-- What you are asked to do --
The response has to be every entry, printed word for word.

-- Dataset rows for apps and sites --
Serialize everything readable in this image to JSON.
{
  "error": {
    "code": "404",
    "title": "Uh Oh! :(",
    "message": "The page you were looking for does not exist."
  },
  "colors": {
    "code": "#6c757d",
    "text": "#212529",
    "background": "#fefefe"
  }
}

-- Solution to this task --
Serialize everything readable in this image to JSON.
{
  "error": {
    "code": "404",
    "title": "Uh Oh! :(",
    "message": "The page you were looking for does not exist."
  },
  "colors": {
    "code": "#6c757d",
    "text": "#212529",
    "background": "#fefefe"
  }
}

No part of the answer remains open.